Covering some 10,000 square metres at an altitude of 1,700 metres above sea level, the Paradisia Alpine Garden was founded by the Park Authority in 1955 near the village of Valnontey, not far from Cogne. The name refers to Paradisea liliastrum, a liliaceae very common around these parts. The garden’s collection of alpine species now extends to over a thousand different specimens from the Gran Paradiso massif and other alpine areas, for the most part planted from seed by the in-house nursery. Like other alpine gardens, it is organized by thematic area, featuring reconstructions of specific natural environments characterized by particular, well-determined flora. Pseudo-steppe, peat bog, detrital environments and meadowland all feature, characterized primarily by subalpine-level plants that grow along slopes susceptible to landslides, detrital cones on north-facing slopes, or along the banks of watercourses. Because of the breadth of these different plants’ origins, they are distinguished by colour: yellow labels refer to autochthonous Alpine and Apennine plants, white labels to exotic plants from massifs all over the world, and red labels to medicinal plants. The garden also features a remarkable petrographic display, along with an impressive collection of lichens that grow spontaneously on certain rocks.

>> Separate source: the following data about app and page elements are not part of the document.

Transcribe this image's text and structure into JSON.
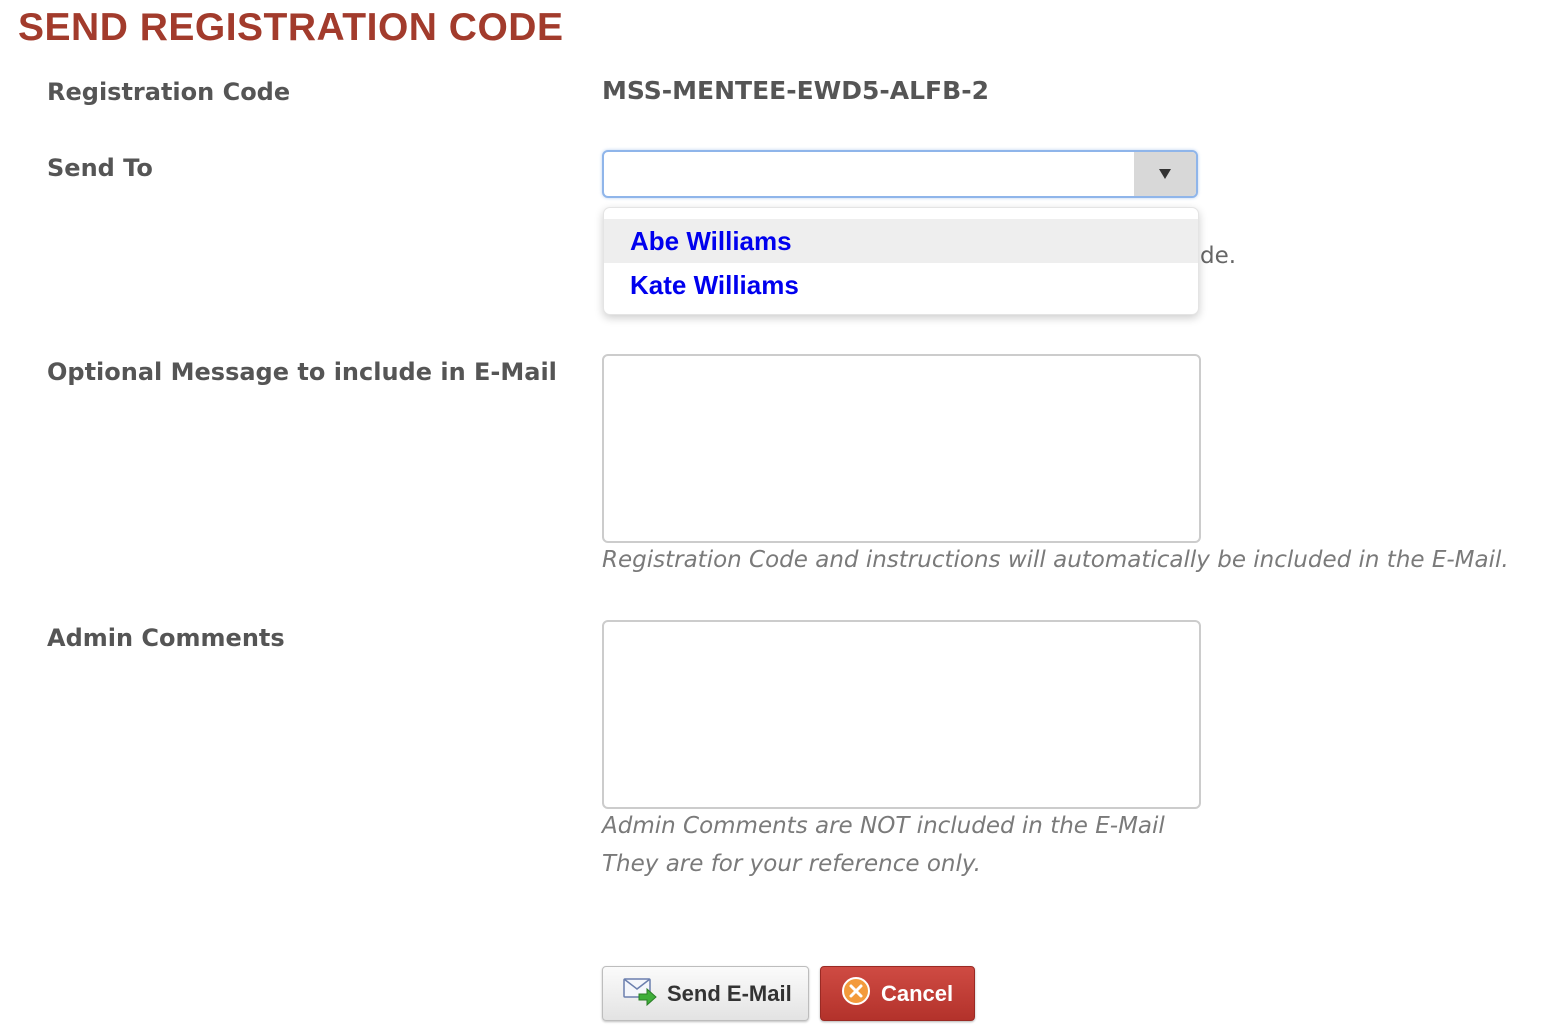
{
  "page": {
    "title": "SEND REGISTRATION CODE"
  },
  "form": {
    "registration_code": {
      "label": "Registration Code",
      "value": "MSS-MENTEE-EWD5-ALFB-2"
    },
    "send_to": {
      "label": "Send To",
      "selected_value": "",
      "hidden_hint_fragment": "de.",
      "options": [
        "Abe Williams",
        "Kate Williams"
      ],
      "highlighted_option_index": 0
    },
    "optional_message": {
      "label": "Optional Message to include in E-Mail",
      "value": "",
      "help": "Registration Code and instructions will automatically be included in the E-Mail."
    },
    "admin_comments": {
      "label": "Admin Comments",
      "value": "",
      "help_line1": "Admin Comments are NOT included in the E-Mail",
      "help_line2": "They are for your reference only."
    }
  },
  "buttons": {
    "send_label": "Send E-Mail",
    "cancel_label": "Cancel"
  },
  "colors": {
    "title": "#a23b2c",
    "option_link": "#0000ee",
    "cancel_button": "#c0392b"
  },
  "icons": {
    "send": "email-send-icon",
    "cancel": "cancel-x-icon",
    "dropdown": "triangle-down-icon"
  }
}
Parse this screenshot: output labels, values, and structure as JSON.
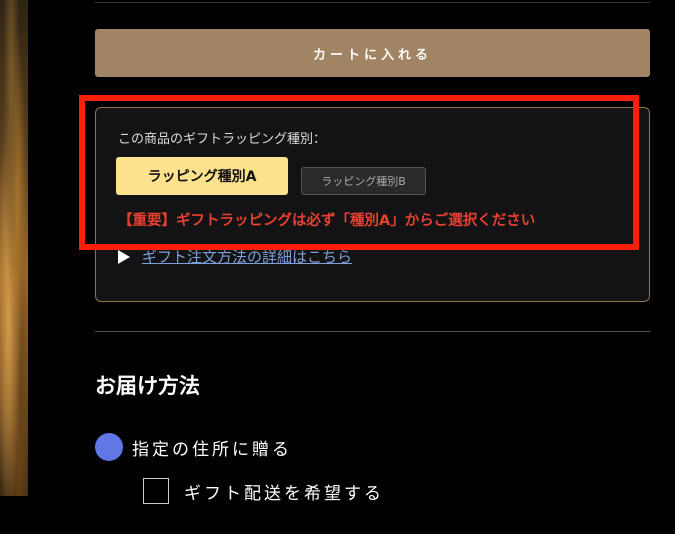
{
  "cart": {
    "button_label": "カートに入れる"
  },
  "gift": {
    "label": "この商品のギフトラッピング種別：",
    "option_a": "ラッピング種別A",
    "option_b": "ラッピング種別B",
    "selected": "ラッピング種別A",
    "notice": "【重要】ギフトラッピングは必ず「種別A」からご選択ください",
    "detail_link": "ギフト注文方法の詳細はこちら"
  },
  "delivery": {
    "title": "お届け方法",
    "radio_label": "指定の住所に贈る",
    "radio_selected": true,
    "checkbox_label": "ギフト配送を希望する",
    "checkbox_checked": false
  },
  "colors": {
    "accent_button": "#a08463",
    "selected_option": "#fde18c",
    "notice_red": "#e84030",
    "highlight_red": "#ff1e0a",
    "radio_blue": "#6277e6",
    "link_blue": "#7da0d8"
  },
  "icons": {
    "disclosure": "triangle-right-icon"
  }
}
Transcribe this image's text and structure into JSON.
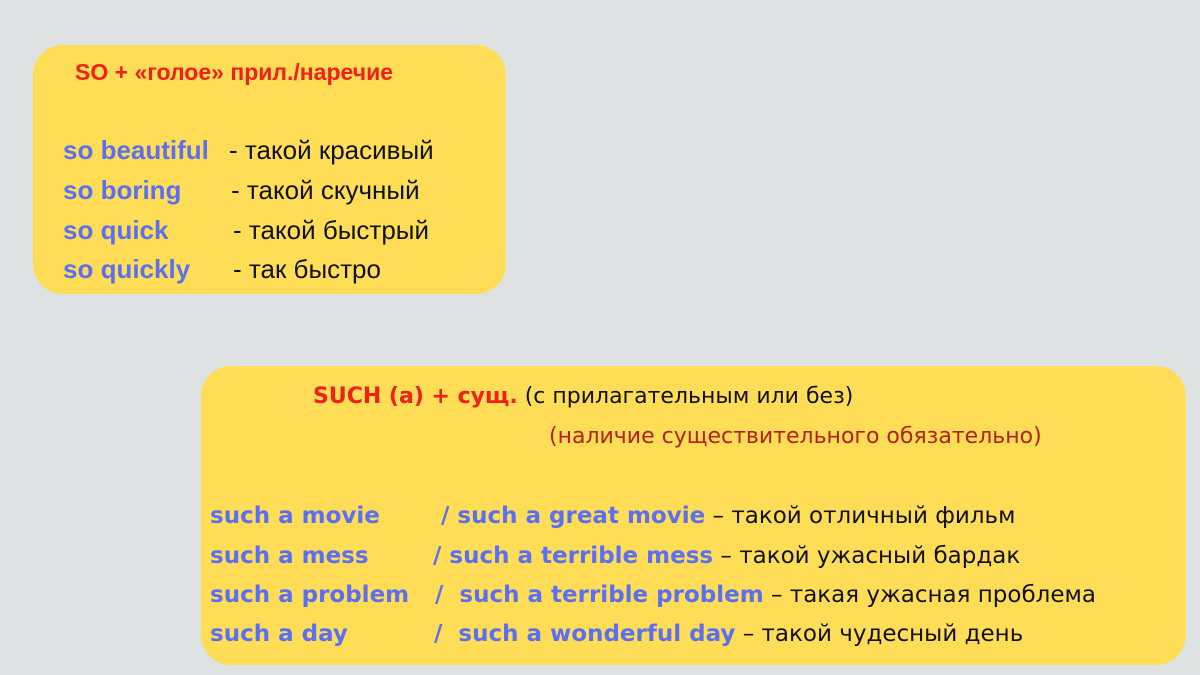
{
  "colors": {
    "background": "#dfe2e2",
    "card": "#ffdd57",
    "heading_red": "#f0201a",
    "note_dark_red": "#b3221a",
    "english_blue": "#5b6ff0",
    "text_black": "#111111"
  },
  "so_card": {
    "title": "SO + «голое» прил./наречие",
    "rows": [
      {
        "en": "so beautiful",
        "ru": "- такой красивый"
      },
      {
        "en": "so boring",
        "ru": "- такой скучный"
      },
      {
        "en": "so quick",
        "ru": "- такой быстрый"
      },
      {
        "en": "so quickly",
        "ru": "- так быстро"
      }
    ]
  },
  "such_card": {
    "title_red": "SUCH (a)  + сущ.",
    "title_black": " (с прилагательным или без)",
    "note": "(наличие существительного обязательно)",
    "rows": [
      {
        "short": "such a movie",
        "sep": "/ ",
        "long": "such a great movie",
        "ru": " – такой отличный фильм"
      },
      {
        "short": "such a mess",
        "sep": "/ ",
        "long": "such a terrible mess",
        "ru": " – такой ужасный бардак"
      },
      {
        "short": "such a problem",
        "sep": "/  ",
        "long": "such a terrible problem",
        "ru": " – такая ужасная проблема"
      },
      {
        "short": "such a day",
        "sep": "/  ",
        "long": "such a wonderful day",
        "ru": " – такой чудесный день"
      }
    ]
  }
}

A themed path in the garden’s upper reaches offers a chance to admire various species of butterfly accustomed to high-altitude life. These creatures fulfill a vital role in pollinating the garden’s plants. Besides butterflies, this garden is home to other alpine insects.
A recently-opened new area of the garden showcases medicinal herbs that have traditionally been part of a pharmacopoeia, or used to produce fine infusions. In addition to more commonly-known plants, the collection features an intriguing number of poisonous species, which are more widespread in nature than we generally assume.
For many years, Paradisia has renewed its collection of seeds on an annual basis, drawing on the garden itself and through swaps and exchanges with other gardens and botanical establishments all over the world. In partnership with the Aosta Valley’s other alpine gardens, Paradisia is a custodian for a catalogue of species: the Index Seminum.
The National Park
The Botanical Garden is located within the Gran Paradiso National Park, which covers some 70,000 hectares of terrain. Established in 1922, it is Italy’s oldest national park. Larch, spruce, stone pine and white fir line the forests on the valley floor. At higher altitudes, the trees initially give way to alpine pastures – a blaze of flowers in springtime – and then to rocks and glaciers. In recent years, the Park has seen an increase in fauna, including the return of the wolf and, for the first time, lammergeyers nesting in the Western Alps.